"I was too stunned by the scene to give what he said a second thought. My mind was a complete blank.

"Peering down the slope we saw the villagers (it is still not clear which village they were from) opening suitcases and trying on tee-shirts. Some passed on to others clothing that did not fit them.

"What disturbed me most was the apparent lack of emotion.

"One villager asked another to help him free a man's body trapped in the wreckage because he had not been touched and would surely have something in his pocket. Another group kept tugging a female passenger tangled in the wreckage as they tried to examine the debris below.

"My thoughts were with the families who had lost their loved ones as I watched some of the villagers walk away with personal items like photographs, letters and other documents such as passports.

"Those defending the looters want us to turn a blind eye to the incident and instead thank the villagers for their extraordinary graciousness and generosity in taking mats to the site, clearing the bush and acting as guides for officials.

"Of course, everyone is grateful for those acts, but isn't this something any human society would do?"

(CRASH PICTURES: http://www.fijivillage.com/news/crash/report.htm)

Title -- 2258 FIJI ISLANDS: Fiji Times defends air crash looting reports Date -- 31 July 1999 Byline -- None Origin -- Pacific Media Watch Source -- PMW/Fiji Times, 31/7/99 Copyright -- PMW/FT Status -- Unabridged

(c)1996-99 Copyright - All rights reserved.

PACIFIC MEDIA WATCH is an independent, non-profit, non-government organization comprising journalists, lawyers, editors and other media workers, dedicated to examining issues of ethics, accountability, censorship, media freedom and media ownership in the Pacific region.

Launched in October 1996, it has links with the Journalism Program at the University of the South Pacific, Bushfire Media, the Australian Centre for Independent Journalism, and Pactok Communications, in Sydney and Port Moresby.

Items are provided solely for review purposes as a non-profit educational service.

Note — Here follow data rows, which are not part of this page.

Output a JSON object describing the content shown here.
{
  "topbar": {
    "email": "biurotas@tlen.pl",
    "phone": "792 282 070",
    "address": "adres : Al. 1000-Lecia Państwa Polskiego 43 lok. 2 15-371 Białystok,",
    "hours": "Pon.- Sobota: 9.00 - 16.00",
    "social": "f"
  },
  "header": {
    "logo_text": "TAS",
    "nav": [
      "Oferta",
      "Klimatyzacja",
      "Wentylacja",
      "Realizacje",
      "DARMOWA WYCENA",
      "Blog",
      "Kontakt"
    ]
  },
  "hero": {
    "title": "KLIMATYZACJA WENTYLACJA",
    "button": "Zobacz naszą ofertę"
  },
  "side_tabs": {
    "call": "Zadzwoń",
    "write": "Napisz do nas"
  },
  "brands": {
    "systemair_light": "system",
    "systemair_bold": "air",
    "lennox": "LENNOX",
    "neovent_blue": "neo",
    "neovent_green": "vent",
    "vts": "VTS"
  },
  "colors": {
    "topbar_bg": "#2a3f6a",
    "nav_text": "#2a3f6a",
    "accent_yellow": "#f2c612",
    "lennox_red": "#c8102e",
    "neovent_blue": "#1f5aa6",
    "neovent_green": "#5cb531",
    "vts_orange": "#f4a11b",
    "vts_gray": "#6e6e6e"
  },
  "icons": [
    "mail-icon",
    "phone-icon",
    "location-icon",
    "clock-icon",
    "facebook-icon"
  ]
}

Copyright remains the property of the original producers as indicated. Recipients should seek permission from the copyright owner for any publishing. Copyright owners not wishing their materials to be posted by PMW please contact us. The views expressed in material listed by PMW are not necessarily the views of PMW or its members.

Recipients should rely on their own inquiries before making decisions based on material listed in PMW. Please copy appeals to PMW and acknowledge source.

For further information, inquiries about joining the Pacific Media Watch listserve, articles for publication, and giving feedback contact Pacific Media Watch at: E-mail: niusedita@pactok.net.au or: bfmedia@peg.apc.org Fax: (+679) 30 5779 or (+612) 9660 1804 Mail: PO Box 9, Annandale, NSW 2038, Australia or, c/o Journalism, PO Box 1168, Suva, Fiji Website: http://www.pactok.net/docs/pmw/

NOTE: Temporary website where PMW items can be accessed while PMW website is undergoing upgrade changes: www.usp.ac.fj/journ/nius/index.html This document is for educational and research use only. Recipients should seek permission from the copyright source before reprinting.

PASIFIK NIUS service is provided by the niusedita via the Journalism Program, University of the South Pacific.

Please acknowledge Pasifik Nius: niusedita@pactok.net.au http://www.usp.ac.fj/journ/nius/index.html

Rate this article: 
No votes yet

Add new comment